Why they will: The rest of the AFC is, more or less, a joke
The only quarterback to represent the AFC in the Super Bowl other than Tom Brady since 2013 is Peyton Manning, who in case you haven’t noticed, has been retired for four years.
The AFC East gets ripped to shreds by pundits, rightfully so, but the rest of the conference is just as culpable for New England’s reign. Pseudo contenders such as the Texans or Colts haven’t beaten the Patriots since 2009 – Manning was still playing for Indy at that point – and while the Steelers did beat New England last fall, the only time they’ve won at Foxboro this century is when Matt Cassel was under center in 2008.
The Patriots were 6-0 vs. Andrew Luck, who just retired. Phil Rivers, who’s been the starting quarterback for the San Diego Chargers since 2006, is 0-8 vs. Brady.
The last time an AFC East team came to town and beat the Patriots in the regular season, with Brady at quarterback, in a non-Week 17 game in which New England had already clinched the division, was on Nov. 12, 2006. Gillette Stadium still had grass when Doug Gabriel lost a fumble against the Jets.
You want to talk about the Chiefs, you can talk about the Chiefs. If Dee Ford didn’t line up off-sides, we just might be talking about the coronation of Patrick Mahomes as the new face of the NFL right now. The fact remains that New England is 2-0 vs. Mahomes in his young career, though to be fair, neither loss was necessarily the fault of the quarterback.
You get the idea. It’s a fool’s errand to pick someone other than the Patriots until someone actually beats them.
Why they won’t: Repeating is, in fact, hard to do
Anything can happen in the NFL’s one-and-done postseason format. Were the New York Giants a better team than the Patriots in Super Bowls XLII or XLVI? Of course not. But on those given days, Tom Coughlin came up with a game plan that bested Bill Belichick.
All it takes is one other team getting hot at the right time to throw New England’s path off its axis. Remember when Joe Flacco turned part Brady, part Joe Montana, part Peyton Manning in the 2012 postseason?

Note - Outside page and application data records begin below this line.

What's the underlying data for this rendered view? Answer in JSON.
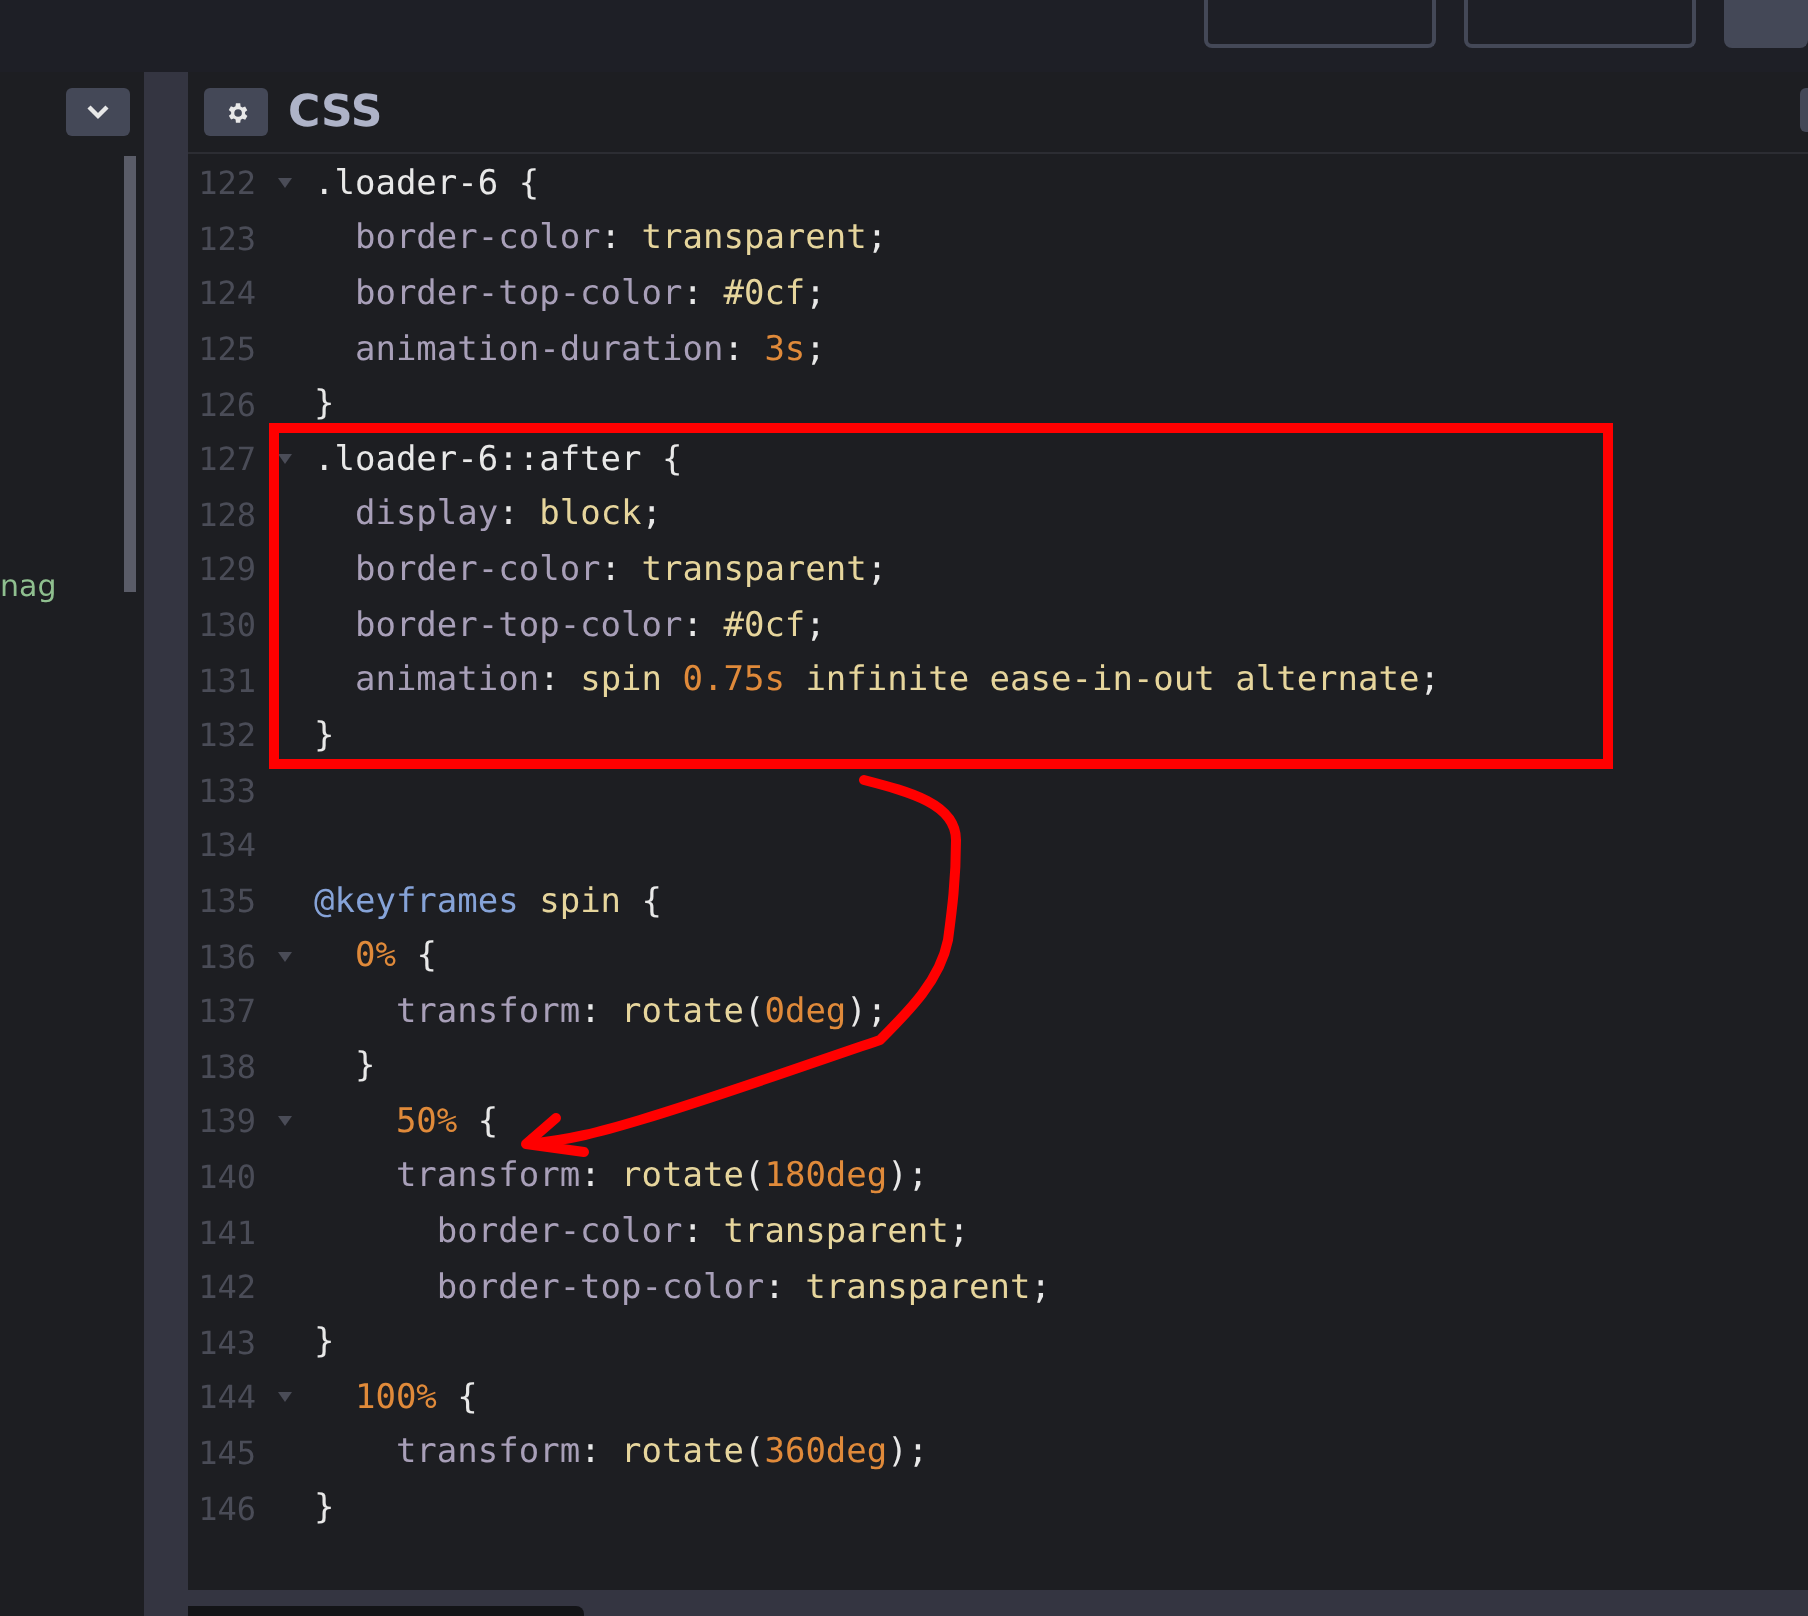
{
  "left_panel": {
    "text": "nag"
  },
  "editor": {
    "title": "CSS",
    "lines": [
      {
        "number": "122",
        "fold": true,
        "tokens": [
          {
            "kind": "selector",
            "text": ".loader-6 "
          },
          {
            "kind": "punct",
            "text": "{"
          }
        ]
      },
      {
        "number": "123",
        "fold": false,
        "tokens": [
          {
            "kind": "property",
            "text": "  border-color"
          },
          {
            "kind": "punct",
            "text": ": "
          },
          {
            "kind": "value",
            "text": "transparent"
          },
          {
            "kind": "punct",
            "text": ";"
          }
        ]
      },
      {
        "number": "124",
        "fold": false,
        "tokens": [
          {
            "kind": "property",
            "text": "  border-top-color"
          },
          {
            "kind": "punct",
            "text": ": "
          },
          {
            "kind": "value",
            "text": "#0cf"
          },
          {
            "kind": "punct",
            "text": ";"
          }
        ]
      },
      {
        "number": "125",
        "fold": false,
        "tokens": [
          {
            "kind": "property",
            "text": "  animation-duration"
          },
          {
            "kind": "punct",
            "text": ": "
          },
          {
            "kind": "number",
            "text": "3s"
          },
          {
            "kind": "punct",
            "text": ";"
          }
        ]
      },
      {
        "number": "126",
        "fold": false,
        "tokens": [
          {
            "kind": "punct",
            "text": "}"
          }
        ]
      },
      {
        "number": "127",
        "fold": true,
        "tokens": [
          {
            "kind": "selector",
            "text": ".loader-6::after "
          },
          {
            "kind": "punct",
            "text": "{"
          }
        ]
      },
      {
        "number": "128",
        "fold": false,
        "tokens": [
          {
            "kind": "property",
            "text": "  display"
          },
          {
            "kind": "punct",
            "text": ": "
          },
          {
            "kind": "value",
            "text": "block"
          },
          {
            "kind": "punct",
            "text": ";"
          }
        ]
      },
      {
        "number": "129",
        "fold": false,
        "tokens": [
          {
            "kind": "property",
            "text": "  border-color"
          },
          {
            "kind": "punct",
            "text": ": "
          },
          {
            "kind": "value",
            "text": "transparent"
          },
          {
            "kind": "punct",
            "text": ";"
          }
        ]
      },
      {
        "number": "130",
        "fold": false,
        "tokens": [
          {
            "kind": "property",
            "text": "  border-top-color"
          },
          {
            "kind": "punct",
            "text": ": "
          },
          {
            "kind": "value",
            "text": "#0cf"
          },
          {
            "kind": "punct",
            "text": ";"
          }
        ]
      },
      {
        "number": "131",
        "fold": false,
        "tokens": [
          {
            "kind": "property",
            "text": "  animation"
          },
          {
            "kind": "punct",
            "text": ": "
          },
          {
            "kind": "value",
            "text": "spin "
          },
          {
            "kind": "number",
            "text": "0.75s"
          },
          {
            "kind": "value",
            "text": " infinite ease-in-out alternate"
          },
          {
            "kind": "punct",
            "text": ";"
          }
        ]
      },
      {
        "number": "132",
        "fold": false,
        "tokens": [
          {
            "kind": "punct",
            "text": "}"
          }
        ]
      },
      {
        "number": "133",
        "fold": false
      },
      {
        "number": "134",
        "fold": false
      },
      {
        "number": "135",
        "fold": false,
        "tokens": [
          {
            "kind": "atrule",
            "text": "@keyframes "
          },
          {
            "kind": "value",
            "text": "spin "
          },
          {
            "kind": "punct",
            "text": "{"
          }
        ]
      },
      {
        "number": "136",
        "fold": true,
        "tokens": [
          {
            "kind": "number",
            "text": "  0%"
          },
          {
            "kind": "punct",
            "text": " {"
          }
        ]
      },
      {
        "number": "137",
        "fold": false,
        "tokens": [
          {
            "kind": "property",
            "text": "    transform"
          },
          {
            "kind": "punct",
            "text": ": "
          },
          {
            "kind": "value",
            "text": "rotate"
          },
          {
            "kind": "punct",
            "text": "("
          },
          {
            "kind": "number",
            "text": "0deg"
          },
          {
            "kind": "punct",
            "text": ");"
          }
        ]
      },
      {
        "number": "138",
        "fold": false,
        "tokens": [
          {
            "kind": "punct",
            "text": "  }"
          }
        ]
      },
      {
        "number": "139",
        "fold": true,
        "tokens": [
          {
            "kind": "number",
            "text": "    50%"
          },
          {
            "kind": "punct",
            "text": " {"
          }
        ]
      },
      {
        "number": "140",
        "fold": false,
        "tokens": [
          {
            "kind": "property",
            "text": "    transform"
          },
          {
            "kind": "punct",
            "text": ": "
          },
          {
            "kind": "value",
            "text": "rotate"
          },
          {
            "kind": "punct",
            "text": "("
          },
          {
            "kind": "number",
            "text": "180deg"
          },
          {
            "kind": "punct",
            "text": ");"
          }
        ]
      },
      {
        "number": "141",
        "fold": false,
        "tokens": [
          {
            "kind": "property",
            "text": "      border-color"
          },
          {
            "kind": "punct",
            "text": ": "
          },
          {
            "kind": "value",
            "text": "transparent"
          },
          {
            "kind": "punct",
            "text": ";"
          }
        ]
      },
      {
        "number": "142",
        "fold": false,
        "tokens": [
          {
            "kind": "property",
            "text": "      border-top-color"
          },
          {
            "kind": "punct",
            "text": ": "
          },
          {
            "kind": "value",
            "text": "transparent"
          },
          {
            "kind": "punct",
            "text": ";"
          }
        ]
      },
      {
        "number": "143",
        "fold": false,
        "tokens": [
          {
            "kind": "punct",
            "text": "}"
          }
        ]
      },
      {
        "number": "144",
        "fold": true,
        "tokens": [
          {
            "kind": "number",
            "text": "  100%"
          },
          {
            "kind": "punct",
            "text": " {"
          }
        ]
      },
      {
        "number": "145",
        "fold": false,
        "tokens": [
          {
            "kind": "property",
            "text": "    transform"
          },
          {
            "kind": "punct",
            "text": ": "
          },
          {
            "kind": "value",
            "text": "rotate"
          },
          {
            "kind": "punct",
            "text": "("
          },
          {
            "kind": "number",
            "text": "360deg"
          },
          {
            "kind": "punct",
            "text": ");"
          }
        ]
      },
      {
        "number": "146",
        "fold": false,
        "tokens": [
          {
            "kind": "punct",
            "text": "}"
          }
        ]
      }
    ]
  }
}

Again, no team has repeated as Super Bowl champions since the Patriots themselves in Super Bowls XXXVIII and XXXIX. Only two teams have even gotten back to the Super Bowl the year after winning it since then (including the 2017 rendition of the Patriots, for what it’s worth, who of course got back again in 2018 and won it all).